Faculty Sponsor: 
Kellman, Phil
Department: 
Psychology
Contact Name: 
Susan Carrigan
Room Number: 
Franz Hall 2349
Description of Research Project: 
In natural settings, most objects are occluded by themselves or other objects. The light such objects project to our eyes is incomplete and fragmentary. Yet our perception is not of incomplete, fragmentary objects. Our visual system overcomes the gaps in the input it receives to generate perceptions that accurately represent the objects in our world. A primary process by which we accomplish this is contour interpolation - a process by which visible contours are connected across gaps caused by occlusion. Because occlusion is ubiquitous, understanding the mechanisms responsible for interpolation is an important goal of perceptual research. A persisting and complicated problem involves determining what inputs are used to complete objects. The problem is characterized by contradictory findings regarding the influence of local geometry versus global factors such as object symmetry. Some preliminary evidence suggests that local interpolation mechanisms and more global factors may comprise separable processes. The first is a low-level process that completes contours based on local geometry. The second is a higher-order process that uses global cues, and/or past experience, to suggest the most likely shape of a partly hidden object. The result of the first process would be a crisp, precise perceptual representation of interpolated contours. The outcome of the second process would consist at least of a decision regarding the likely symmetry or familiarity of the object, but would not include a perceptual representation with precise borders. This project utilizes a dot localization method to distinguish these dual processes experimentally.
Description of Student Responsibilities: 
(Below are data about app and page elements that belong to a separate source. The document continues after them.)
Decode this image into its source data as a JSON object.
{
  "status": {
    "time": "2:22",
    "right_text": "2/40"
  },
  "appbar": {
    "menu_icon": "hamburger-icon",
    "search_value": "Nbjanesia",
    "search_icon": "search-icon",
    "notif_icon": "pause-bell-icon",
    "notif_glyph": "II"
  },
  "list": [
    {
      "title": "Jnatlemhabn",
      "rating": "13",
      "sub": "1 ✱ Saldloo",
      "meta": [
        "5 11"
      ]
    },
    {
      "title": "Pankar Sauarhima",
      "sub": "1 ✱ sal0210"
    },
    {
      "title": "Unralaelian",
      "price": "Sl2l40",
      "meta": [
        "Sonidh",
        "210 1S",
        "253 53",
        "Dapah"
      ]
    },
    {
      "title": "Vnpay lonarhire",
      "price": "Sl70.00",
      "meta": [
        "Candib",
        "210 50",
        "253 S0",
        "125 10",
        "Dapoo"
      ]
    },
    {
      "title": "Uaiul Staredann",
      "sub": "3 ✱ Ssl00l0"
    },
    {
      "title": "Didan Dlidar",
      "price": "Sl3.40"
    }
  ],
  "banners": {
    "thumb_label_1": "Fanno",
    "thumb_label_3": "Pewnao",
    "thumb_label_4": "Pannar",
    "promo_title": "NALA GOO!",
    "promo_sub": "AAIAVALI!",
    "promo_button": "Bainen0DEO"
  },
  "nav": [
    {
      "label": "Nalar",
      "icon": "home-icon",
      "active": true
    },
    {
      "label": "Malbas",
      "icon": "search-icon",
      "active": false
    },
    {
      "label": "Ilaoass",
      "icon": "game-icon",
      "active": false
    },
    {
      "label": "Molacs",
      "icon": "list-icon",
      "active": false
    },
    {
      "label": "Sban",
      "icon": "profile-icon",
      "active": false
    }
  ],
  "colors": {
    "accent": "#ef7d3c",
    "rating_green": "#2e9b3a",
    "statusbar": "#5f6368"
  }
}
At a minimum: running subjects. There is potential for more responsibility, depending on what kinds of activities the student is interested in becoming involved in. Potential responsibilities: programming (in Matlab), analyzing data, presenting in lab meetings, literature review.